Guildford: Genesis Publications, 1991. Item #04326
Signed by Eric Clapton and the Artist
CLAPTON, Eric. BLAKE, Peter. HARRISON, George. TAYLOR, Derek. 24 Nights. The Limited Edition. The Music of Eric Clapton. The Drawings of Peter Blake. Commentary by Derek Taylor. Guildford: Genesis Publications, 1991.
Limited to 3500 numbered copies signed by Clapton and Blake of which this is number 1463.
Two volumes: Quarto (11 7/8 x 8 3/8 inches; 302 x 213 mm.) in quarter leather over illustrated boards, and octavo (8 1/4 x 5 7/8 inches; 211 x 149 mm.) in illustrated boards. , 125, ; , [2, blank], 58 pp. Lavishly color illustrated throughout. With accompanying two CDs and all called-for ephemera. Housed within publisher's deluxe clamshell box. An immaculate copy, very fine. Housed in the original cardboard shipping carton.
A celebration in art and words of the greatest guitarist of our generation on the occasion of the twenty-four concerts at the Royal Albert Hall that climaxed Clapton's 1990-1991 Grand Tour. In scrapbook/collage/multi-media form by Blake, one of the twentieth century's greatest pop artists, and with a separate, appreciative essay by Taylor, one of pop music's most respected journalists, press agent for The Beatles, and close friend to so many of its luminaries.

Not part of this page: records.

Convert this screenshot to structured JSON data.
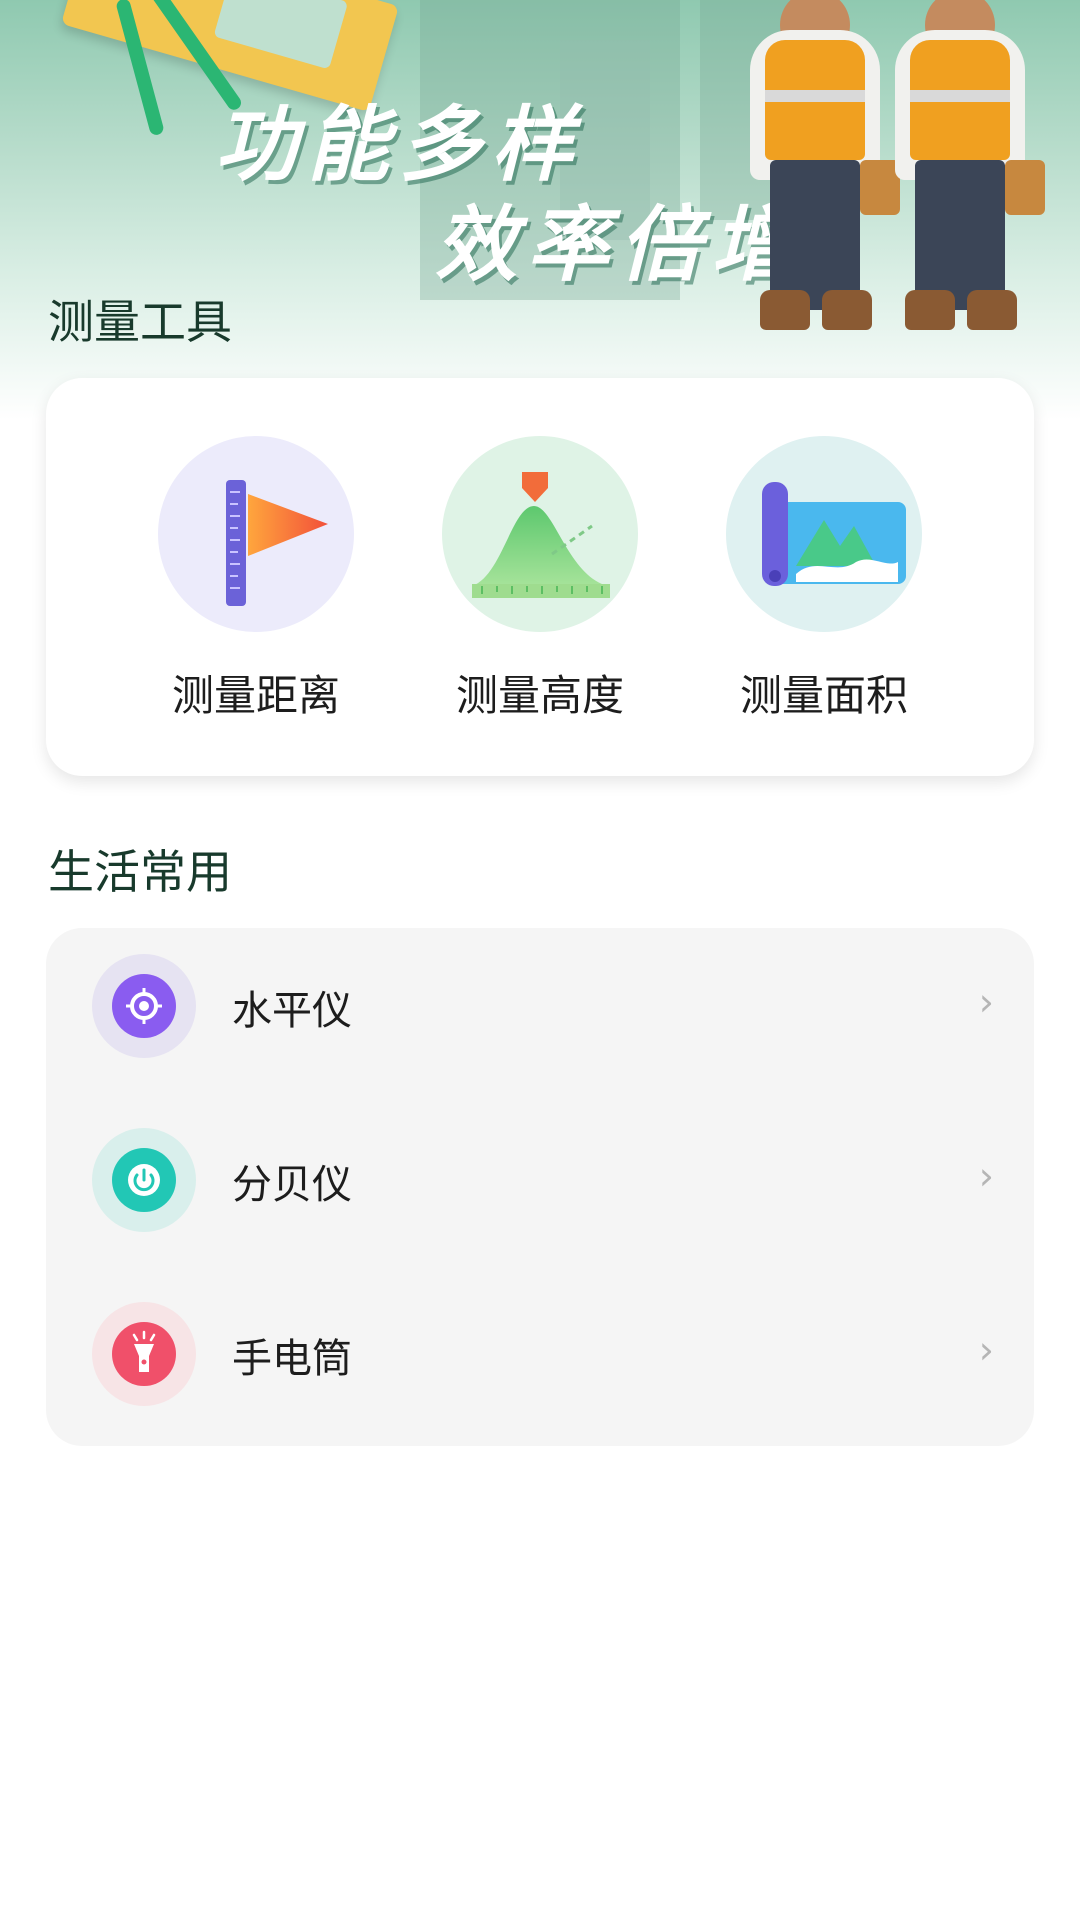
{
  "banner": {
    "slogan_line1": "功能多样",
    "slogan_line2": "效率倍增"
  },
  "measure_section": {
    "title": "测量工具",
    "tools": [
      {
        "label": "测量距离",
        "icon": "ruler-flag-icon",
        "bg": "#ecebfb"
      },
      {
        "label": "测量高度",
        "icon": "mountain-height-icon",
        "bg": "#dff3e6"
      },
      {
        "label": "测量面积",
        "icon": "map-area-icon",
        "bg": "#dff1f1"
      }
    ]
  },
  "life_section": {
    "title": "生活常用",
    "items": [
      {
        "label": "水平仪",
        "icon": "level-target-icon",
        "color": "#8a5cf0",
        "bg": "#e6e3f2"
      },
      {
        "label": "分贝仪",
        "icon": "decibel-power-icon",
        "color": "#22c7b5",
        "bg": "#d9efec"
      },
      {
        "label": "手电筒",
        "icon": "flashlight-icon",
        "color": "#f0506a",
        "bg": "#f7e4e6"
      }
    ],
    "chevron": "›"
  }
}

Sir Peter Thomas Blake (b. 1932, is an English pop artist, best known for his album cover design for The Beatles' classic, Sgt. Pepper's Lonely Hearts Club Band. "During the late 1950s, Blake became one of the best known British pop artists. His paintings from this time included imagery from advertisements, music hall entertainment, and wrestlers, often including collaged elements. Blake was included in group exhibitions at the Institute of Contemporary Arts and had his first one person exhibitions in 1960. It was with the 'Young Contemporaries' exhibition of 1961 where he was exhibited alongside David Hockney and R.B. Kitaj that he was first identified with the emerging British Pop Art movement. Blake won the (1961) John Moores junior award for his work Self Portrait with Badges. He first came to wider public attention when, along with Pauline Boty, Derek Boshier and Peter Phillips, he featured in Ken Russell's film on pop art, Pop Goes the Easel, which was broadcast on BBC television in 1962. From 1963 Blake was represented by Robert Fraser which placed him at the centre of swinging London and brought him into contact with leading figures of popular culture" (Wikipedia).
British journalist Derek Taylor (1932-1997) was the first to give The Beatles a rave review in a mainstream newspaper. Becoming close with the group and its manager, Brian Epstein, he soon took charge of all Beatles' press relations. George Harrison's song Blue Jay Way was written during his 1967 visit to California, on a foggy night waiting for buddy Derek Taylor and his wife to come visit ("There's a fog upon L.A. / And my friends have lost their way"). He handled press for The Beach Boys, The Byrds, and many others, including Harry Nilsson. In 1967, he co-conceived and co-produced the Monterey Pop Festival.
Ephemera: Backstage Pass; "Badge" badge; Four (4) E.C. guitar picks: tortoise, red, turquoise, and black; One (1) Ernie Ball custom gauge guitar string in original packaging. All within the Blake-illustrated envelope as issued.
With a facsimile inscriptions from Clapton to Blake on the title page and from George Harrison (with flower drawing) to Blake on the copyright page.
CDs: Eighteen (18) live recordings from the Royal Albert Hall, London 1990-1991, with guests Buddy Guy, Robert Cray, Phil Collins, and the National Philharmonic Orchestra.